- **WORK TO COMPLETE**: What is needed is an exact copy of all the entries below.

------------------------------------------------------------

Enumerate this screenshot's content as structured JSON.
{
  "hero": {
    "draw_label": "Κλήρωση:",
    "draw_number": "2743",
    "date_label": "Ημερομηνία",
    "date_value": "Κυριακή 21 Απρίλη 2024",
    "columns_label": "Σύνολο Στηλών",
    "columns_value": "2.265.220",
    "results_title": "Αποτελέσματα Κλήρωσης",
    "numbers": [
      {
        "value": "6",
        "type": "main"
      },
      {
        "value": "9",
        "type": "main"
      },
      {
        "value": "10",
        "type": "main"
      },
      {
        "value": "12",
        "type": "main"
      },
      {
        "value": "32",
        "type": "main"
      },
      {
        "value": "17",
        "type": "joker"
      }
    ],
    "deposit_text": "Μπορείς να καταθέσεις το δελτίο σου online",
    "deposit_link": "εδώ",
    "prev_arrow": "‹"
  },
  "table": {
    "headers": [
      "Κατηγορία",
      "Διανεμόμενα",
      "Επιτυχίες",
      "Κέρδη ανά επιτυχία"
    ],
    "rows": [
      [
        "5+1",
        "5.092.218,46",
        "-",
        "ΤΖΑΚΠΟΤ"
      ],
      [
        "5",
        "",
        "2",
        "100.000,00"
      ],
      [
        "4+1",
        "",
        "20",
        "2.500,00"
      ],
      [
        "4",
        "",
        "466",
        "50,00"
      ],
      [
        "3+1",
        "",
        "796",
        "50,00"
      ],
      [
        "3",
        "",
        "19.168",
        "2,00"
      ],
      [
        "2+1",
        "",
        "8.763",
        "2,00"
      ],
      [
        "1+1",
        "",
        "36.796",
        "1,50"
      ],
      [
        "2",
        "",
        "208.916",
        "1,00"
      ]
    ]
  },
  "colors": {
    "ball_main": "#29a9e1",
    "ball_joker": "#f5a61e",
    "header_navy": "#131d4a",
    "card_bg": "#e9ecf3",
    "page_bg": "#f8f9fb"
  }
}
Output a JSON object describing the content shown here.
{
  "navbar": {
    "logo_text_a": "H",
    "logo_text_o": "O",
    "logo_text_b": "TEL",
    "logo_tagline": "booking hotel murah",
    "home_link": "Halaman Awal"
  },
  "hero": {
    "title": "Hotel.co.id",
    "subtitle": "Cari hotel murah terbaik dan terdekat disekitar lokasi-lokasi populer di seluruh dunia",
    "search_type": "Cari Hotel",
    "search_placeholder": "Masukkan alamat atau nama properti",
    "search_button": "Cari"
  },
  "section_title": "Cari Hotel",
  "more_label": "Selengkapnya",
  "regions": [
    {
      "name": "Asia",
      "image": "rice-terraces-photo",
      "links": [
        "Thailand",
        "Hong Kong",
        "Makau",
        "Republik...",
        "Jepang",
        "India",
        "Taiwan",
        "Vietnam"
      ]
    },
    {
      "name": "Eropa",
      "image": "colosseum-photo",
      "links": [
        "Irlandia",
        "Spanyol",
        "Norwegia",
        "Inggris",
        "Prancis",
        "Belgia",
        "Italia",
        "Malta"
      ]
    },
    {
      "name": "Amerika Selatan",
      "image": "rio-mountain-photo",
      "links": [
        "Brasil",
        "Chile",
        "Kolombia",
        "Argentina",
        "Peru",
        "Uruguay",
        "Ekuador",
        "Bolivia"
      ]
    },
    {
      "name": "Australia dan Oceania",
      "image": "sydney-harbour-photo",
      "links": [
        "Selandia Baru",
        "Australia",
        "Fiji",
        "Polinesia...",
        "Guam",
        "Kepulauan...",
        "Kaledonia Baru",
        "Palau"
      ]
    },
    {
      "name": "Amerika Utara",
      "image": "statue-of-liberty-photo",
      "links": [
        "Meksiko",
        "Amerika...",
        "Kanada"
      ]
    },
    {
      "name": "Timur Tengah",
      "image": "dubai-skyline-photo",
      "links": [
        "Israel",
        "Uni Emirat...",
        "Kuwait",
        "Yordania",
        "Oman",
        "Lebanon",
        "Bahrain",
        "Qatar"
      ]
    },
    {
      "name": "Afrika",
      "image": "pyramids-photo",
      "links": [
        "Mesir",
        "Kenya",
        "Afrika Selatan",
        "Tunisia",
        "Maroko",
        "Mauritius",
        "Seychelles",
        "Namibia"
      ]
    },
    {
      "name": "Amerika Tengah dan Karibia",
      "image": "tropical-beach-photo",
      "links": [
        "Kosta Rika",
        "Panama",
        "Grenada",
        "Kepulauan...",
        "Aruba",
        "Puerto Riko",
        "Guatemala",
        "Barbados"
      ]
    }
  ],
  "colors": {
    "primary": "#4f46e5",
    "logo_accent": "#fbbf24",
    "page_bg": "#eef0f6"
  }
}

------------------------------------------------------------

- **EXERCISE RESULT**:
Enumerate this screenshot's content as structured JSON.
{
  "hero": {
    "draw_label": "Κλήρωση:",
    "draw_number": "2743",
    "date_label": "Ημερομηνία",
    "date_value": "Κυριακή 21 Απρίλη 2024",
    "columns_label": "Σύνολο Στηλών",
    "columns_value": "2.265.220",
    "results_title": "Αποτελέσματα Κλήρωσης",
    "numbers": [
      {
        "value": "6",
        "type": "main"
      },
      {
        "value": "9",
        "type": "main"
      },
      {
        "value": "10",
        "type": "main"
      },
      {
        "value": "12",
        "type": "main"
      },
      {
        "value": "32",
        "type": "main"
      },
      {
        "value": "17",
        "type": "joker"
      }
    ],
    "deposit_text": "Μπορείς να καταθέσεις το δελτίο σου online",
    "deposit_link": "εδώ",
    "prev_arrow": "‹"
  },
  "table": {
    "headers": [
      "Κατηγορία",
      "Διανεμόμενα",
      "Επιτυχίες",
      "Κέρδη ανά επιτυχία"
    ],
    "rows": [
      [
        "5+1",
        "5.092.218,46",
        "-",
        "ΤΖΑΚΠΟΤ"
      ],
      [
        "5",
        "",
        "2",
        "100.000,00"
      ],
      [
        "4+1",
        "",
        "20",
        "2.500,00"
      ],
      [
        "4",
        "",
        "466",
        "50,00"
      ],
      [
        "3+1",
        "",
        "796",
        "50,00"
      ],
      [
        "3",
        "",
        "19.168",
        "2,00"
      ],
      [
        "2+1",
        "",
        "8.763",
        "2,00"
      ],
      [
        "1+1",
        "",
        "36.796",
        "1,50"
      ],
      [
        "2",
        "",
        "208.916",
        "1,00"
      ]
    ]
  },
  "colors": {
    "ball_main": "#29a9e1",
    "ball_joker": "#f5a61e",
    "header_navy": "#131d4a",
    "card_bg": "#e9ecf3",
    "page_bg": "#f8f9fb"
  }
}
Output a JSON object describing the content shown here.
{
  "navbar": {
    "logo_text_a": "H",
    "logo_text_o": "O",
    "logo_text_b": "TEL",
    "logo_tagline": "booking hotel murah",
    "home_link": "Halaman Awal"
  },
  "hero": {
    "title": "Hotel.co.id",
    "subtitle": "Cari hotel murah terbaik dan terdekat disekitar lokasi-lokasi populer di seluruh dunia",
    "search_type": "Cari Hotel",
    "search_placeholder": "Masukkan alamat atau nama properti",
    "search_button": "Cari"
  },
  "section_title": "Cari Hotel",
  "more_label": "Selengkapnya",
  "regions": [
    {
      "name": "Asia",
      "image": "rice-terraces-photo",
      "links": [
        "Thailand",
        "Hong Kong",
        "Makau",
        "Republik...",
        "Jepang",
        "India",
        "Taiwan",
        "Vietnam"
      ]
    },
    {
      "name": "Eropa",
      "image": "colosseum-photo",
      "links": [
        "Irlandia",
        "Spanyol",
        "Norwegia",
        "Inggris",
        "Prancis",
        "Belgia",
        "Italia",
        "Malta"
      ]
    },
    {
      "name": "Amerika Selatan",
      "image": "rio-mountain-photo",
      "links": [
        "Brasil",
        "Chile",
        "Kolombia",
        "Argentina",
        "Peru",
        "Uruguay",
        "Ekuador",
        "Bolivia"
      ]
    },
    {
      "name": "Australia dan Oceania",
      "image": "sydney-harbour-photo",
      "links": [
        "Selandia Baru",
        "Australia",
        "Fiji",
        "Polinesia...",
        "Guam",
        "Kepulauan...",
        "Kaledonia Baru",
        "Palau"
      ]
    },
    {
      "name": "Amerika Utara",
      "image": "statue-of-liberty-photo",
      "links": [
        "Meksiko",
        "Amerika...",
        "Kanada"
      ]
    },
    {
      "name": "Timur Tengah",
      "image": "dubai-skyline-photo",
      "links": [
        "Israel",
        "Uni Emirat...",
        "Kuwait",
        "Yordania",
        "Oman",
        "Lebanon",
        "Bahrain",
        "Qatar"
      ]
    },
    {
      "name": "Afrika",
      "image": "pyramids-photo",
      "links": [
        "Mesir",
        "Kenya",
        "Afrika Selatan",
        "Tunisia",
        "Maroko",
        "Mauritius",
        "Seychelles",
        "Namibia"
      ]
    },
    {
      "name": "Amerika Tengah dan Karibia",
      "image": "tropical-beach-photo",
      "links": [
        "Kosta Rika",
        "Panama",
        "Grenada",
        "Kepulauan...",
        "Aruba",
        "Puerto Riko",
        "Guatemala",
        "Barbados"
      ]
    }
  ],
  "colors": {
    "primary": "#4f46e5",
    "logo_accent": "#fbbf24",
    "page_bg": "#eef0f6"
  }
}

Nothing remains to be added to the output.